- **HOW TO COMPLETE THIS TASK**: Within the data below, state how many lines contain the string "documentos". Provide the number only.

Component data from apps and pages
#####

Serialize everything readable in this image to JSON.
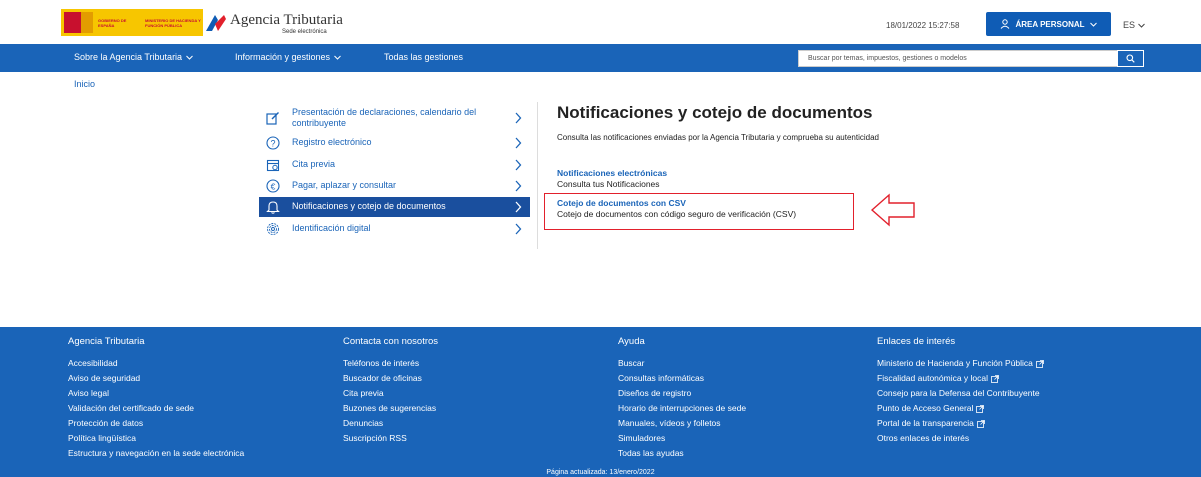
{
  "header": {
    "gov_text1": "GOBIERNO DE ESPAÑA",
    "gov_text2": "MINISTERIO DE HACIENDA Y FUNCIÓN PÚBLICA",
    "agency_title": "Agencia Tributaria",
    "agency_subtitle": "Sede electrónica",
    "date": "18/01/2022 15:27:58",
    "area_personal_label": "ÁREA PERSONAL",
    "lang_label": "ES"
  },
  "navbar": {
    "items": [
      {
        "label": "Sobre la Agencia Tributaria"
      },
      {
        "label": "Información y gestiones"
      },
      {
        "label": "Todas las gestiones"
      }
    ],
    "search_placeholder": "Buscar por temas, impuestos, gestiones o modelos"
  },
  "breadcrumb": {
    "label": "Inicio"
  },
  "menu": {
    "items": [
      {
        "label": "Presentación de declaraciones, calendario del contribuyente",
        "icon": "edit-icon"
      },
      {
        "label": "Registro electrónico",
        "icon": "question-icon"
      },
      {
        "label": "Cita previa",
        "icon": "calendar-icon"
      },
      {
        "label": "Pagar, aplazar y consultar",
        "icon": "euro-icon"
      },
      {
        "label": "Notificaciones y cotejo de documentos",
        "icon": "bell-icon"
      },
      {
        "label": "Identificación digital",
        "icon": "fingerprint-icon"
      }
    ]
  },
  "content": {
    "title": "Notificaciones y cotejo de documentos",
    "description": "Consulta las notificaciones enviadas por la Agencia Tributaria y comprueba su autenticidad",
    "links": [
      {
        "title": "Notificaciones electrónicas",
        "desc": "Consulta tus Notificaciones"
      },
      {
        "title": "Cotejo de documentos con CSV",
        "desc": "Cotejo de documentos con código seguro de verificación (CSV)"
      }
    ]
  },
  "footer": {
    "columns": [
      {
        "heading": "Agencia Tributaria",
        "links": [
          "Accesibilidad",
          "Aviso de seguridad",
          "Aviso legal",
          "Validación del certificado de sede",
          "Protección de datos",
          "Política lingüística",
          "Estructura y navegación en la sede electrónica"
        ]
      },
      {
        "heading": "Contacta con nosotros",
        "links": [
          "Teléfonos de interés",
          "Buscador de oficinas",
          "Cita previa",
          "Buzones de sugerencias",
          "Denuncias",
          "Suscripción RSS"
        ]
      },
      {
        "heading": "Ayuda",
        "links": [
          "Buscar",
          "Consultas informáticas",
          "Diseños de registro",
          "Horario de interrupciones de sede",
          "Manuales, vídeos y folletos",
          "Simuladores",
          "Todas las ayudas"
        ]
      },
      {
        "heading": "Enlaces de interés",
        "links": [
          "Ministerio de Hacienda y Función Pública",
          "Fiscalidad autonómica y local",
          "Consejo para la Defensa del Contribuyente",
          "Punto de Acceso General",
          "Portal de la transparencia",
          "Otros enlaces de interés"
        ]
      }
    ],
    "updated": "Página actualizada: 13/enero/2022"
  },
  "colors": {
    "brand_blue": "#1a64b8",
    "active_blue": "#1a4f9e",
    "annotation_red": "#e2202c"
  }
}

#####

- **ANSWER BOX**: 4